What you need to do: Would you set down the data that follows, word for word, without any pictures?

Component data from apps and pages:
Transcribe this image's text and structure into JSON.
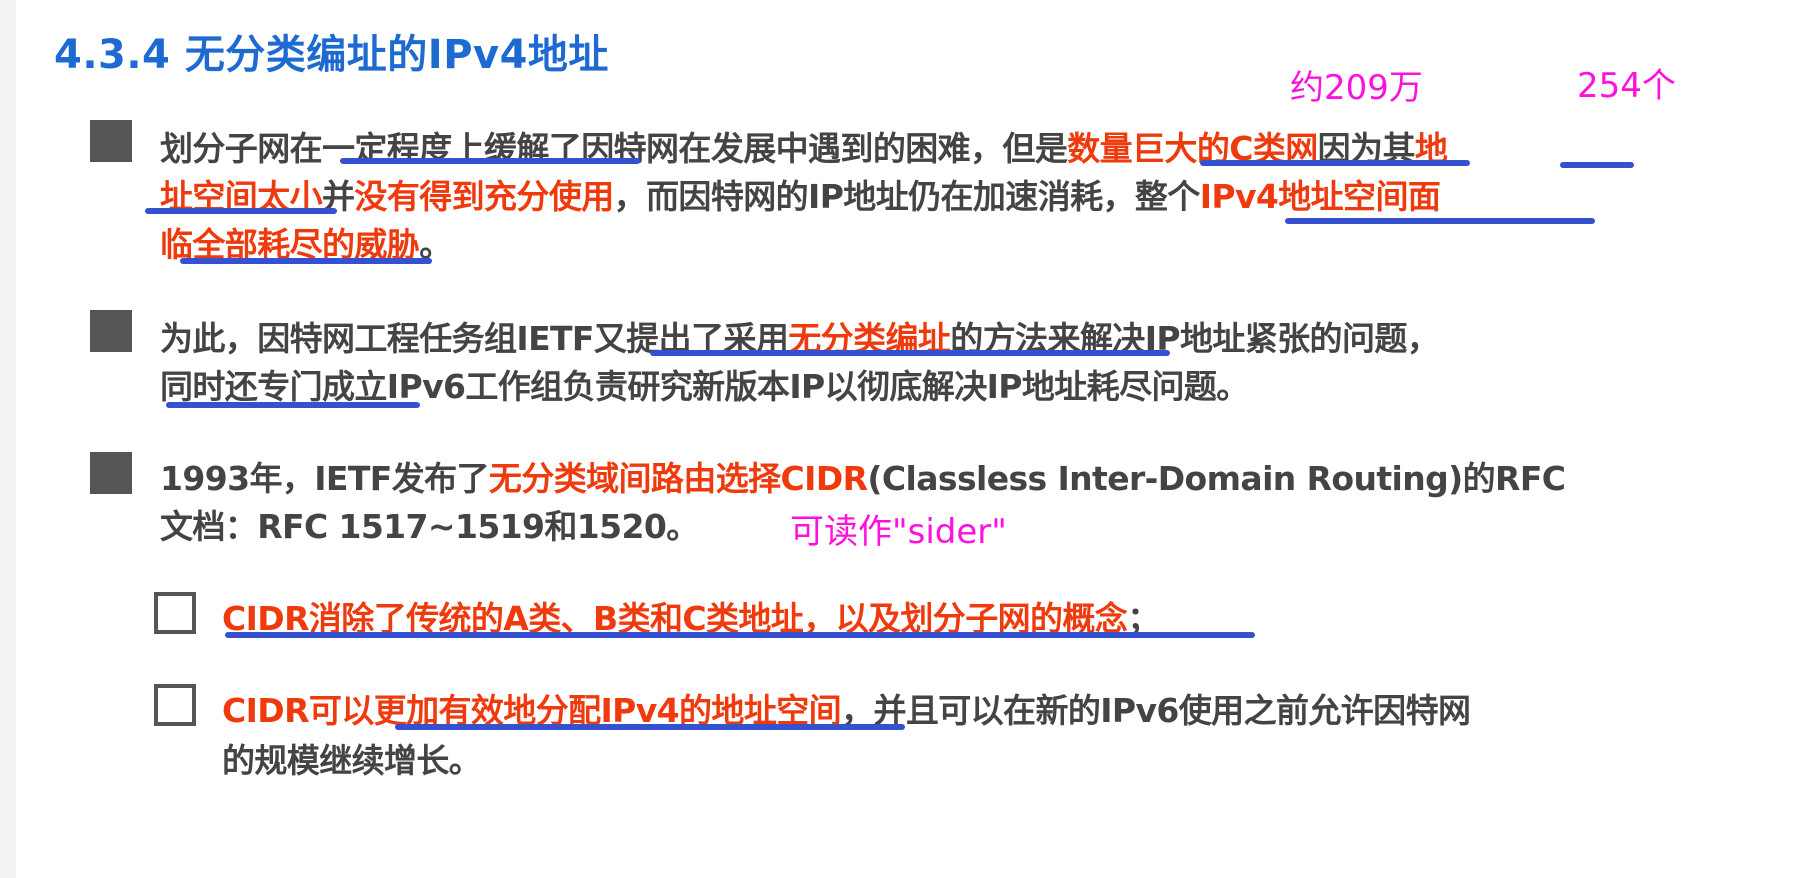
{
  "title": "4.3.4 无分类编址的IPv4地址",
  "annotations": {
    "approx_count": "约209万",
    "hosts_per_net": "254个",
    "pronounce": "可读作\"sider\""
  },
  "colors": {
    "title": "#1d6ad0",
    "highlight": "#ee3a0c",
    "body": "#444444",
    "underline": "#3651d0",
    "annotation": "#ff11dd"
  },
  "bullet1": {
    "l1a": "划分子网在",
    "l1b": "一定程度上缓解了",
    "l1c": "因特网在发展中遇到的困难，但是",
    "l1d": "数量巨大的C类网",
    "l1e": "因为其",
    "l1f": "地",
    "l2a": "址空间太小",
    "l2b": "并",
    "l2c": "没有得到充分使用",
    "l2d": "，而因特网的IP地址仍在加速消耗，",
    "l2e": "整个",
    "l2f": "IPv4地址空间面",
    "l3a": "临全部耗尽的威胁",
    "l3b": "。"
  },
  "bullet2": {
    "l1a": "为此，因特网工程任务组IETF又提出了采用",
    "l1b": "无分类编址",
    "l1c": "的方法来解决IP地址紧张的问题，",
    "l2": "同时还专门成立IPv6工作组负责研究新版本IP以彻底解决IP地址耗尽问题。"
  },
  "bullet3": {
    "l1a": "1993年，IETF发布了",
    "l1b": "无分类域间路由选择CIDR",
    "l1c": "(Classless Inter-Domain Routing)的RFC",
    "l2": "文档：RFC 1517~1519和1520。"
  },
  "sub1": {
    "a": "CIDR消除了传统的A类、B类和C类地址，以及划分子网的概念",
    "b": "；"
  },
  "sub2": {
    "a": "CIDR可以更加有效地分配IPv4的地址空间",
    "b": "，并且可以在新的IPv6使用之前允许因特网",
    "l2": "的规模继续增长。"
  }
}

Problem solution:
Transcribe this image's text and structure into JSON.
{
  "title": "4.3.4 无分类编址的IPv4地址",
  "annotations": {
    "approx_count": "约209万",
    "hosts_per_net": "254个",
    "pronounce": "可读作\"sider\""
  },
  "colors": {
    "title": "#1d6ad0",
    "highlight": "#ee3a0c",
    "body": "#444444",
    "underline": "#3651d0",
    "annotation": "#ff11dd"
  },
  "bullet1": {
    "l1a": "划分子网在",
    "l1b": "一定程度上缓解了",
    "l1c": "因特网在发展中遇到的困难，但是",
    "l1d": "数量巨大的C类网",
    "l1e": "因为其",
    "l1f": "地",
    "l2a": "址空间太小",
    "l2b": "并",
    "l2c": "没有得到充分使用",
    "l2d": "，而因特网的IP地址仍在加速消耗，",
    "l2e": "整个",
    "l2f": "IPv4地址空间面",
    "l3a": "临全部耗尽的威胁",
    "l3b": "。"
  },
  "bullet2": {
    "l1a": "为此，因特网工程任务组IETF又提出了采用",
    "l1b": "无分类编址",
    "l1c": "的方法来解决IP地址紧张的问题，",
    "l2": "同时还专门成立IPv6工作组负责研究新版本IP以彻底解决IP地址耗尽问题。"
  },
  "bullet3": {
    "l1a": "1993年，IETF发布了",
    "l1b": "无分类域间路由选择CIDR",
    "l1c": "(Classless Inter-Domain Routing)的RFC",
    "l2": "文档：RFC 1517~1519和1520。"
  },
  "sub1": {
    "a": "CIDR消除了传统的A类、B类和C类地址，以及划分子网的概念",
    "b": "；"
  },
  "sub2": {
    "a": "CIDR可以更加有效地分配IPv4的地址空间",
    "b": "，并且可以在新的IPv6使用之前允许因特网",
    "l2": "的规模继续增长。"
  }
}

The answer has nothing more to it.